After the article publishes, you have an agreed upon amount of time to pay the writer usually by invoice. You’ll want to have at least 4-5 writers in your stable so figure out how to streamline this process.
Also be prepared to deal with kill fees and missed deadlines – they happen all the time in publishing.
8. Drive traffic
“Your content is only as good as your distribution, so we make sure to share content across platforms – emails, social, catalogs and web site,” said Christian Folk, director of marketing at Outdoor Research.
There are many ways to drive traffic to blog articles. You should have a healthy mix between organic search, viral and paid.
The highest-volume but least favorable type of traffic is paid traffic. A recent study by Comscore noted that 54 percent of ad traffic in their survey was never seen by a human (mostly likely, a robot instead). Another controversial study found that 80 percent of ad traffic from Facebook was fake. While those claims are hotly contested by Facebook and other marketers, the point is there are higher-quality forms of traffic.
Organic search will come naturally as you publish according to a set cadence. Set up a pinging service (if you use WordPress, it comes standard with every theme) so each article you publish pings Google to come crawl the site for new content.
Every so often, you’ll publish an article that goes viral. This is perhaps the most exciting part of content marketing. If you’re on a daily publishing schedule, you should have at least one viral article per month.

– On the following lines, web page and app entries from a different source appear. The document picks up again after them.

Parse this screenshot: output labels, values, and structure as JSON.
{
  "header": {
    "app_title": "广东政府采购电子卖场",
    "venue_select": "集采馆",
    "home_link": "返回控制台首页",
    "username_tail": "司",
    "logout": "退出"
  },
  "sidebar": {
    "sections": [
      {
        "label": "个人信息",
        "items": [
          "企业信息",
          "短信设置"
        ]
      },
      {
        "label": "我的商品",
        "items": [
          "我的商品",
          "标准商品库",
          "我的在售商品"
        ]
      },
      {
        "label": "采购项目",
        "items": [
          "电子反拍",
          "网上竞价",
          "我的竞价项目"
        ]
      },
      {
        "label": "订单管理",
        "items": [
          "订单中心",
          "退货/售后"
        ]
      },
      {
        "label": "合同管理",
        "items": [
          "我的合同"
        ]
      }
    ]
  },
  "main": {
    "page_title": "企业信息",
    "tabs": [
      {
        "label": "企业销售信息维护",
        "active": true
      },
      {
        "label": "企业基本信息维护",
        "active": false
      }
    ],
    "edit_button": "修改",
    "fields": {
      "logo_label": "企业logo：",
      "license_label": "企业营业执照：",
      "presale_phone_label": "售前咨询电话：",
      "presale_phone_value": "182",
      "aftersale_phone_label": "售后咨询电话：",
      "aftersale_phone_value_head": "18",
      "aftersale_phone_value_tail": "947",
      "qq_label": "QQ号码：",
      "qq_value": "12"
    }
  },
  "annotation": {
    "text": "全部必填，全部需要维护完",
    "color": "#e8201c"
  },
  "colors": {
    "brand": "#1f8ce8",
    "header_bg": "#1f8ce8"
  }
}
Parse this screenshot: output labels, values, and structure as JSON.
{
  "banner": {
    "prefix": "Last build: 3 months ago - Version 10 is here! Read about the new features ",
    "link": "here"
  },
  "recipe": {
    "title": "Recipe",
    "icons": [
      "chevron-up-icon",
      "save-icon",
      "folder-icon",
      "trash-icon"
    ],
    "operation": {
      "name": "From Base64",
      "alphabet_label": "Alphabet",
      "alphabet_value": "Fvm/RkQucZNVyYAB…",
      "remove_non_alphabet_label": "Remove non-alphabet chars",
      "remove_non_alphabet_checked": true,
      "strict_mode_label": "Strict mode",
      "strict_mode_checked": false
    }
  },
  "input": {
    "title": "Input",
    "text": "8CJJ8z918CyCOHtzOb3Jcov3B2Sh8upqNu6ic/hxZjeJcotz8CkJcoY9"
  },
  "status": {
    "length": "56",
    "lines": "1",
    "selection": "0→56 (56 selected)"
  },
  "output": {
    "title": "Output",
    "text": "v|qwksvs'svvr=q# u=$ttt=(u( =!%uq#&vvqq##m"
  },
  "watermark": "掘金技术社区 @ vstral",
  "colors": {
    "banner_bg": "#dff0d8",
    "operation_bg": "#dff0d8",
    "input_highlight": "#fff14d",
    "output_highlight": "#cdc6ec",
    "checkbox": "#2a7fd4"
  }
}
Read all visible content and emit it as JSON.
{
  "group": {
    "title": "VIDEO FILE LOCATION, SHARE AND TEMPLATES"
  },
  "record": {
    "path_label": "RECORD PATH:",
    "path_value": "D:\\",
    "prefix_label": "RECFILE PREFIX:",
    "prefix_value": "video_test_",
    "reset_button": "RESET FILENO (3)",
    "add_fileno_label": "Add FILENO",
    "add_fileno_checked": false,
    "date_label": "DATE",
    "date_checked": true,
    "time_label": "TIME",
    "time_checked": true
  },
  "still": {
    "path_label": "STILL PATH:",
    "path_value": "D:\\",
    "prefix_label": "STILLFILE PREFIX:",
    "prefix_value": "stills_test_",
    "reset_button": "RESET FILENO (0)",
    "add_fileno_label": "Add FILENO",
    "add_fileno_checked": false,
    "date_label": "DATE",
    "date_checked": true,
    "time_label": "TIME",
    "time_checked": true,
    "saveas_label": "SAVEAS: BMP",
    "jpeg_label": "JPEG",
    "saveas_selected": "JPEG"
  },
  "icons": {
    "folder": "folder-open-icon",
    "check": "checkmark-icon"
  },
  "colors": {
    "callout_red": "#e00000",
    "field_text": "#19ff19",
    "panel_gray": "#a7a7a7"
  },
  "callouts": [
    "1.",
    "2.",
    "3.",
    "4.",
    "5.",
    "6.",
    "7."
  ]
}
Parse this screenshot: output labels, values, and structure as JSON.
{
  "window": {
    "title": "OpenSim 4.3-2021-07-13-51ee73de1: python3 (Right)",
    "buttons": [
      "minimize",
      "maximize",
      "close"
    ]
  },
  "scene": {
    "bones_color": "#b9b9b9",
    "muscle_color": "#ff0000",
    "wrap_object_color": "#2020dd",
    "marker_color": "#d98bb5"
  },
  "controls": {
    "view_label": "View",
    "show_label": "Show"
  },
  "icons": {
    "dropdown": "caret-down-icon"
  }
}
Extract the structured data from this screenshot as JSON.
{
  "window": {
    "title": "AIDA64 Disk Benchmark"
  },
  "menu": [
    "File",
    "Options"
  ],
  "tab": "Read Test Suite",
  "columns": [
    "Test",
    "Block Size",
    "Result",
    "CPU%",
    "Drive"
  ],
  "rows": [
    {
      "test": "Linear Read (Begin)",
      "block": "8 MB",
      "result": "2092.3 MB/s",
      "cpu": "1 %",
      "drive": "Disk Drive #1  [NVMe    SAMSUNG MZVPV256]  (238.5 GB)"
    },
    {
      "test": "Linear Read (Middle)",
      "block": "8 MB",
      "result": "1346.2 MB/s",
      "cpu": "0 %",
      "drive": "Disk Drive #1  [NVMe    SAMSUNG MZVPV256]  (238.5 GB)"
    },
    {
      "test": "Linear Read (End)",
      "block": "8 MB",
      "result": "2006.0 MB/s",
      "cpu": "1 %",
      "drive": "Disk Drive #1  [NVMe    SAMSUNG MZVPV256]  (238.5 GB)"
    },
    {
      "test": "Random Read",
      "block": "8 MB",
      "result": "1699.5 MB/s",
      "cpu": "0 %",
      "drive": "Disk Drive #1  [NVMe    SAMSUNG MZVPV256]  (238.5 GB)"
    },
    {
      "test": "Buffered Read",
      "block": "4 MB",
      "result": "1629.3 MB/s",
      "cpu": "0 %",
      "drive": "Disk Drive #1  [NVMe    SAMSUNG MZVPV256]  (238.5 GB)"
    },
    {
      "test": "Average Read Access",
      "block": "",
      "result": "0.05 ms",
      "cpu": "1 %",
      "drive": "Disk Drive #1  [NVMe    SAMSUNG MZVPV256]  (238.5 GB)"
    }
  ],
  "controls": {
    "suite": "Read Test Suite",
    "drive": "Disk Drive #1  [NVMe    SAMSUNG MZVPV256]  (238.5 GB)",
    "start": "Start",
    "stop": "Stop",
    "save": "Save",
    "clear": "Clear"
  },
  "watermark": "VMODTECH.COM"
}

If you feel your content is good enough to share, don’t be afraid to send it out to your email subscribers or other brands to share with their followers.
“We try and work with partners, endemic or otherwise, as much as possible. This gives us greater reach and builds our audience with fans of like-minded brands,” said Folk.
9. Get off Blogger, Blogspot and wordpress.com
Don’t co-brand with a random blogging platform. Rather, install the publishing platform of choice (I recommend WordPress) onto your own server. It’s not difficult and will make your campaign infinitely more profitable, especially if SEO is a consideration.
10. Separate the blog server from your store
Remember those viral articles we talked about earlier? Don’t lose sales because a viral article crashes the store’s server. The ideal configuration is to install your publishing CMS onto a separate server.
But be wary of who you entrust to host your files lest you are taken “hostage” and are not allowed to access them for “security” reasons. Any developer with server admin experience can complete this installation in a day.
If creating a separate server isn’t practical for your organization, at a minimum, keep your blogs on separate databases. That way if the code on the blog crashes, it doesn’t impact the store.
11. Don’t accept guest posts
It’s surprising that this practice still exists given the amount of energy that Matt Cutts has spent denouncing it (Matt Cutts is the head of search quality at Google and the face of Google for all SEO’s). If you have suspicions that guest posting is happening on your blog (or vice versa – your content marketer is guest posting for other blogs), put an end to it. Or as Cutts puts it, “Stick a fork in it: guest blogging is done; it’s just gotten too spammy.”